§ **Work order**
Lift out each line of the data that holds "Posledních".

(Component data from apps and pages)
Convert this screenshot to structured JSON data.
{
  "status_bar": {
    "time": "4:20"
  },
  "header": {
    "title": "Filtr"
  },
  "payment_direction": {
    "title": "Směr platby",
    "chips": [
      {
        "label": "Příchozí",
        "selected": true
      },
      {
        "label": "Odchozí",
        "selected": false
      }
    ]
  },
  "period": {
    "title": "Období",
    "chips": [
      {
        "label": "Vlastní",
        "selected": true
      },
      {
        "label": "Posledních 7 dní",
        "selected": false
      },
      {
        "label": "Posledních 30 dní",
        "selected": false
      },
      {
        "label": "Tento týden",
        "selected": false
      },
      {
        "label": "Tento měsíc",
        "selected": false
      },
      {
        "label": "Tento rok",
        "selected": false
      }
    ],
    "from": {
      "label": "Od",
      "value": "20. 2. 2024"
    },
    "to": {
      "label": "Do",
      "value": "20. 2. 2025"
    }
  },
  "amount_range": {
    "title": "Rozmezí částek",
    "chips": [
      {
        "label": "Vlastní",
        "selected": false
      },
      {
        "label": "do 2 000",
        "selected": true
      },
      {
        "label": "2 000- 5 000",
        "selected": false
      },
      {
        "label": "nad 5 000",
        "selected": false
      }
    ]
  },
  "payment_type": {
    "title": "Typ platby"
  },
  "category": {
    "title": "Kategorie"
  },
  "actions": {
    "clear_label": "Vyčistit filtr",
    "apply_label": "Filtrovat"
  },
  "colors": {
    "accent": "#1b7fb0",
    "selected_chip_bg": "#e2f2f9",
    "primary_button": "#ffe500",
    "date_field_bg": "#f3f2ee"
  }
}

§ **Worked solution**
        "label": "Posledních 7 dní",
        "label": "Posledních 30 dní",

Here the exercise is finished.